October 22, 2015 Comments Off on When Heavy Things Touch Ground By Daniel DiFranco
She came around the corner at a quarter past two. She was careful, scared. Then click, bang, quick they put seventeen tranquilizers into her, and she fell. When she hit, she hit hard, and things made of glass trembled.
In the paper, where her picture was plastered all feet and dusty gray mound, it was reported that she’d died of cardiac arrest on the flatbed back to the circus.
The next day a kid came home from school, and when his mother asked him what he had learned, he thought of the picture, left on his teacher’s desk, and the cracks in the ground. He thought of the elephant, and he thought of its feet and the weeds reaching up through the pavement. He didn’t want to lose it — to give it away — to talk about it before he understood it, so he said, “Nothing,” to his mother. He went to his room, lied down, and thumbed an old rock he’d plucked from a streambed long ago. Long before he knew of elephants or newspapers. Long before he knew what silence and weeds and feet the size of tombstones could do. Long before he could pretend and lie to his mother.
© 2015 Daniel DiFranco
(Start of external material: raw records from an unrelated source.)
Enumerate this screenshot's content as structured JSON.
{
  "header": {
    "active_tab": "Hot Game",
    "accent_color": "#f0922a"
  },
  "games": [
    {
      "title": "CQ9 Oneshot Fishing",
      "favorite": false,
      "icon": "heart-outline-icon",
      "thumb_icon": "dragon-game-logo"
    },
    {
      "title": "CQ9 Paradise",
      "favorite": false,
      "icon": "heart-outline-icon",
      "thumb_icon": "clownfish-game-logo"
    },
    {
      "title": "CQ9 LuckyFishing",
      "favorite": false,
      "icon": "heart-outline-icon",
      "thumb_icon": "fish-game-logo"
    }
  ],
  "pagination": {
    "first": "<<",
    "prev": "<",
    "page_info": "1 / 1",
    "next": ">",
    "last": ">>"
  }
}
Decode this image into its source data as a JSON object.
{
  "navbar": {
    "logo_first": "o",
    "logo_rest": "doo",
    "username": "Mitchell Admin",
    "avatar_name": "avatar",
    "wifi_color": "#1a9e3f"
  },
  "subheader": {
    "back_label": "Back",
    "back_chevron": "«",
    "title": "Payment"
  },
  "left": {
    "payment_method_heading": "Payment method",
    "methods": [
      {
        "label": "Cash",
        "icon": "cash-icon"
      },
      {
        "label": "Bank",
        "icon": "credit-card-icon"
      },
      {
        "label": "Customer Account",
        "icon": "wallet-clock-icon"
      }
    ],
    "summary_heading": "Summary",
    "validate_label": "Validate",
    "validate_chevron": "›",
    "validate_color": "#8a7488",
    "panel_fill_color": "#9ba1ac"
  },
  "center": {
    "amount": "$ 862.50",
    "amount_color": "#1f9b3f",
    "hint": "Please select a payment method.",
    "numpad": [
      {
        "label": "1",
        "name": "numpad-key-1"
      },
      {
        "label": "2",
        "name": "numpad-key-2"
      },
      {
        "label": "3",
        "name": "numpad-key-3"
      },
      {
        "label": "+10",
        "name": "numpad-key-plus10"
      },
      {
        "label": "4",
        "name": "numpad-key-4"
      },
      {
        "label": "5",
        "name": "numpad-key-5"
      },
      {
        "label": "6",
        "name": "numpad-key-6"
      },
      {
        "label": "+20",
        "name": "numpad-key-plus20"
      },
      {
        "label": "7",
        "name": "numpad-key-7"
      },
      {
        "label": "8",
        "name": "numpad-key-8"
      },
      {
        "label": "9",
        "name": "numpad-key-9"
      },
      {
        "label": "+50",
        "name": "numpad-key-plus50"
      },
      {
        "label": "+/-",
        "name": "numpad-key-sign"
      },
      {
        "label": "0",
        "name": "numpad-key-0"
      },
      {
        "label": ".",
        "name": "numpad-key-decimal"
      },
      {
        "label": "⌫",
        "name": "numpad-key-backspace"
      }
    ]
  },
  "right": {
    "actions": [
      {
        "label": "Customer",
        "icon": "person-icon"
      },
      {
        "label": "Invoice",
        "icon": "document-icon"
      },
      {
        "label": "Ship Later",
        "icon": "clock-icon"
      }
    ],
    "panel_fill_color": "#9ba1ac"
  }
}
Daniel DiFranco lives in Philadelphia. He graduated from Arcadia University with an MFA in Creative Writing. His words can be found in Smokelong Quarterly, LitroNY, Philadelphia Stories, The Molotov Cocktail, Wyvern Lit, and others. He can be found at danieldifranco.net and @danieldifranco